When I try to explain to people (usually my students) why they should get their stuff together, I argue that it is a “present to your future self.” For instance, who cares if bachelor you makes your bed except bachelor you in 16 hours, who might be slightly happier to come back to a made bed. The same is true not only of tidiness and cleanliness, by also things like data backups, organization, data and software documentation, and saving and investing, and so on. You don’t benefit now. (These things all take effort). No one else benefits now. And in general, no one benefits in the future but you (though documentation may benefit the next person, it is usually just you in a year after you forgot what you did).
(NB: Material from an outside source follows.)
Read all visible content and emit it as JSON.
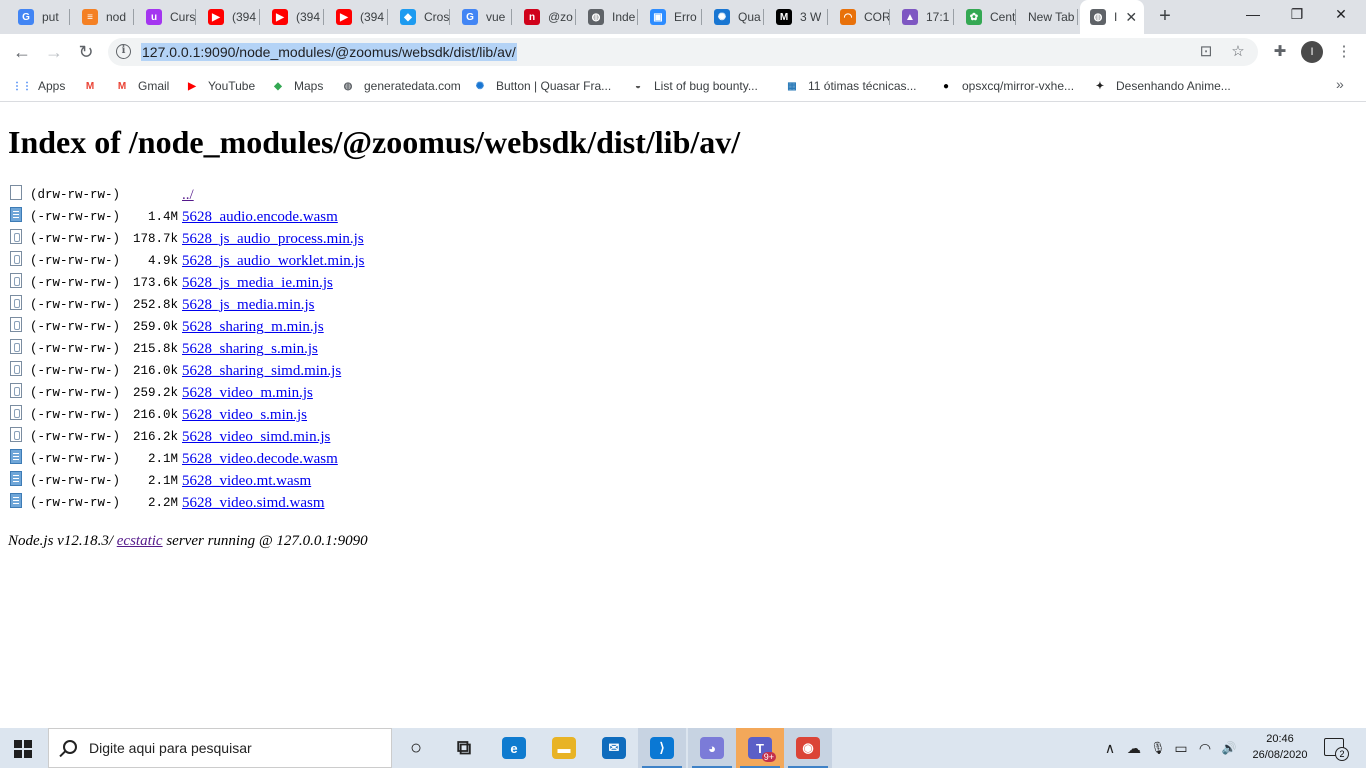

Similarly, cities can do things that are presents to their future selves. These benefit the city in the future, at the cost of something today. If the discounted future benefits outweigh the present costs, these are worth doing. Otherwise not.
1. Preservation of land for parks and rights-of-way. The things that make Minneapolis (and as always, to a lesser extent, St. Paul) tops for parks and more recently 18th globally (ahem) for biking is the park system and the associated trails, and these are due to the presents bestowed on the city by forefathers who spent public resources to acquire land rather than let it be developed upon as in other cities.
2. Open data. Understanding the city requires data about the city. Making that data public helps researchers, but the greatest benefit comes in 10 years time, when trends can be studied, and policy outcomes ascertained. Without data, we cannot know what is good and what is not. With data we have hope.
3. Education. Schooling gives private benefit to those who are schooled. We don’t expect productivity out of 5 year olds, we barely expect it out of Millennials (sorry, we are mostly just humoring you when we give you a job). So if you stay in town after you grow up, your education might produce some positive spillovers to the communities that invested in you, and collectively we will be glad we made the investment. If you leave for Denver (you ingrate), your future productivity goes with you.
4. Museums and Libraries. Collections of artifacts are nice. Suppose we spend, say, $100 million opening up the Metropolitan Museum Of Obscure Planning Documents. That only pays off if people can read those documents in 50 or 100 years. It certainly isn’t worth it just as transitory performance art.
There are certainly plenty of things we do that are valuable today, for which the payoff is immediate or nearly so (like eating, or drinking or watching the Vikings lose). Tomorrow those will be forgotten. Ask instead what can we do now that will clearly benefit future us in 5, 10, 20, 50, or 100 years?